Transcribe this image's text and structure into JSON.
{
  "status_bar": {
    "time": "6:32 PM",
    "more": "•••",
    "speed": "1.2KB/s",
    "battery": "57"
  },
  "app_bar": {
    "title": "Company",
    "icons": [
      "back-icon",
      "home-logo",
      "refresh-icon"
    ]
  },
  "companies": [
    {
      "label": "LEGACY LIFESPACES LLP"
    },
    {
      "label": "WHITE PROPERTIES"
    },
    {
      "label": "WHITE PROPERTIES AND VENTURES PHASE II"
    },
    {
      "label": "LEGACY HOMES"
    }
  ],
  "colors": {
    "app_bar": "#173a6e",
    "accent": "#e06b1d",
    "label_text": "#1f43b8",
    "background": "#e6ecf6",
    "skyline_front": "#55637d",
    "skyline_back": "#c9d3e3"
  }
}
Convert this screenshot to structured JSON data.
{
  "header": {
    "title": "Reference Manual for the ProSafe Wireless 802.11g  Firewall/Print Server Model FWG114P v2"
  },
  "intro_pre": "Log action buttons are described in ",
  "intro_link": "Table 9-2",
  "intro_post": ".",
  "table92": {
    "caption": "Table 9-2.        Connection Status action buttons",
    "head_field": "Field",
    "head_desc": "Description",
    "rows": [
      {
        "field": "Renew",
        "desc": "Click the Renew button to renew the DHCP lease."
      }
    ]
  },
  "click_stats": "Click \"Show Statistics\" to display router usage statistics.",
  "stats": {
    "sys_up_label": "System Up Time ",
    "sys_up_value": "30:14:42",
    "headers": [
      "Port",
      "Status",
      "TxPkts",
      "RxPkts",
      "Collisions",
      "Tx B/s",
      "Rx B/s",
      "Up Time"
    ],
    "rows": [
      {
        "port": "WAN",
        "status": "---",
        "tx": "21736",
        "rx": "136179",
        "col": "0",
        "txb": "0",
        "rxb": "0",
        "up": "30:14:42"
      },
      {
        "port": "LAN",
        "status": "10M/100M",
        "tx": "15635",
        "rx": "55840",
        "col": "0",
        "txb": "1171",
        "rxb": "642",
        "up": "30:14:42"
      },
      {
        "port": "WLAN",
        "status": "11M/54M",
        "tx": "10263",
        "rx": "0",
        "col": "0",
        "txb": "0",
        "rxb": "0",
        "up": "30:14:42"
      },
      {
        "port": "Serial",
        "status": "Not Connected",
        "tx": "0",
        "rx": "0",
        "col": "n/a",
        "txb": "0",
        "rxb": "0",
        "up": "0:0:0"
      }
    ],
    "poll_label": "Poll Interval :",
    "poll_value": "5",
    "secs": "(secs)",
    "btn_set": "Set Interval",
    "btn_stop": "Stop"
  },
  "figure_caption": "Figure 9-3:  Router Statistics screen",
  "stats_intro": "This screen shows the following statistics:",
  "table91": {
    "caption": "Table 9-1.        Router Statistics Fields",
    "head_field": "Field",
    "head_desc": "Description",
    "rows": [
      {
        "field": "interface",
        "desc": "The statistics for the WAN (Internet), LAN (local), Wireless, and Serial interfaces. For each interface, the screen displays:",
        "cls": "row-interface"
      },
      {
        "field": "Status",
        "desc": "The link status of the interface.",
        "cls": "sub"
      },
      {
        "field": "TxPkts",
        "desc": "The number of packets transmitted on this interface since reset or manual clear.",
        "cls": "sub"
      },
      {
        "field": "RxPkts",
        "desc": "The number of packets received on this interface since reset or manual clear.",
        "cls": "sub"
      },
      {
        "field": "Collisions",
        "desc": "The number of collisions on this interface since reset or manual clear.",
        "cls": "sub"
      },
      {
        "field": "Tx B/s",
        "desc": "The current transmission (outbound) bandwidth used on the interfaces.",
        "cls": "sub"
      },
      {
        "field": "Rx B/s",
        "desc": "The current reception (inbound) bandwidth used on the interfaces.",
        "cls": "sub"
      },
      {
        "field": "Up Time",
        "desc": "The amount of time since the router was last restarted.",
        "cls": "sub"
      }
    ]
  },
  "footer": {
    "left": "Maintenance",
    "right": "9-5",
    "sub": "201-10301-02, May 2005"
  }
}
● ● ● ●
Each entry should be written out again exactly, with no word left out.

Transcribe this image's text and structure into JSON.
{
  "status_bar": {
    "time": "6:32 PM",
    "more": "•••",
    "speed": "1.2KB/s",
    "battery": "57"
  },
  "app_bar": {
    "title": "Company",
    "icons": [
      "back-icon",
      "home-logo",
      "refresh-icon"
    ]
  },
  "companies": [
    {
      "label": "LEGACY LIFESPACES LLP"
    },
    {
      "label": "WHITE PROPERTIES"
    },
    {
      "label": "WHITE PROPERTIES AND VENTURES PHASE II"
    },
    {
      "label": "LEGACY HOMES"
    }
  ],
  "colors": {
    "app_bar": "#173a6e",
    "accent": "#e06b1d",
    "label_text": "#1f43b8",
    "background": "#e6ecf6",
    "skyline_front": "#55637d",
    "skyline_back": "#c9d3e3"
  }
}
Convert this screenshot to structured JSON data.
{
  "header": {
    "title": "Reference Manual for the ProSafe Wireless 802.11g  Firewall/Print Server Model FWG114P v2"
  },
  "intro_pre": "Log action buttons are described in ",
  "intro_link": "Table 9-2",
  "intro_post": ".",
  "table92": {
    "caption": "Table 9-2.        Connection Status action buttons",
    "head_field": "Field",
    "head_desc": "Description",
    "rows": [
      {
        "field": "Renew",
        "desc": "Click the Renew button to renew the DHCP lease."
      }
    ]
  },
  "click_stats": "Click \"Show Statistics\" to display router usage statistics.",
  "stats": {
    "sys_up_label": "System Up Time ",
    "sys_up_value": "30:14:42",
    "headers": [
      "Port",
      "Status",
      "TxPkts",
      "RxPkts",
      "Collisions",
      "Tx B/s",
      "Rx B/s",
      "Up Time"
    ],
    "rows": [
      {
        "port": "WAN",
        "status": "---",
        "tx": "21736",
        "rx": "136179",
        "col": "0",
        "txb": "0",
        "rxb": "0",
        "up": "30:14:42"
      },
      {
        "port": "LAN",
        "status": "10M/100M",
        "tx": "15635",
        "rx": "55840",
        "col": "0",
        "txb": "1171",
        "rxb": "642",
        "up": "30:14:42"
      },
      {
        "port": "WLAN",
        "status": "11M/54M",
        "tx": "10263",
        "rx": "0",
        "col": "0",
        "txb": "0",
        "rxb": "0",
        "up": "30:14:42"
      },
      {
        "port": "Serial",
        "status": "Not Connected",
        "tx": "0",
        "rx": "0",
        "col": "n/a",
        "txb": "0",
        "rxb": "0",
        "up": "0:0:0"
      }
    ],
    "poll_label": "Poll Interval :",
    "poll_value": "5",
    "secs": "(secs)",
    "btn_set": "Set Interval",
    "btn_stop": "Stop"
  },
  "figure_caption": "Figure 9-3:  Router Statistics screen",
  "stats_intro": "This screen shows the following statistics:",
  "table91": {
    "caption": "Table 9-1.        Router Statistics Fields",
    "head_field": "Field",
    "head_desc": "Description",
    "rows": [
      {
        "field": "interface",
        "desc": "The statistics for the WAN (Internet), LAN (local), Wireless, and Serial interfaces. For each interface, the screen displays:",
        "cls": "row-interface"
      },
      {
        "field": "Status",
        "desc": "The link status of the interface.",
        "cls": "sub"
      },
      {
        "field": "TxPkts",
        "desc": "The number of packets transmitted on this interface since reset or manual clear.",
        "cls": "sub"
      },
      {
        "field": "RxPkts",
        "desc": "The number of packets received on this interface since reset or manual clear.",
        "cls": "sub"
      },
      {
        "field": "Collisions",
        "desc": "The number of collisions on this interface since reset or manual clear.",
        "cls": "sub"
      },
      {
        "field": "Tx B/s",
        "desc": "The current transmission (outbound) bandwidth used on the interfaces.",
        "cls": "sub"
      },
      {
        "field": "Rx B/s",
        "desc": "The current reception (inbound) bandwidth used on the interfaces.",
        "cls": "sub"
      },
      {
        "field": "Up Time",
        "desc": "The amount of time since the router was last restarted.",
        "cls": "sub"
      }
    ]
  },
  "footer": {
    "left": "Maintenance",
    "right": "9-5",
    "sub": "201-10301-02, May 2005"
  }
}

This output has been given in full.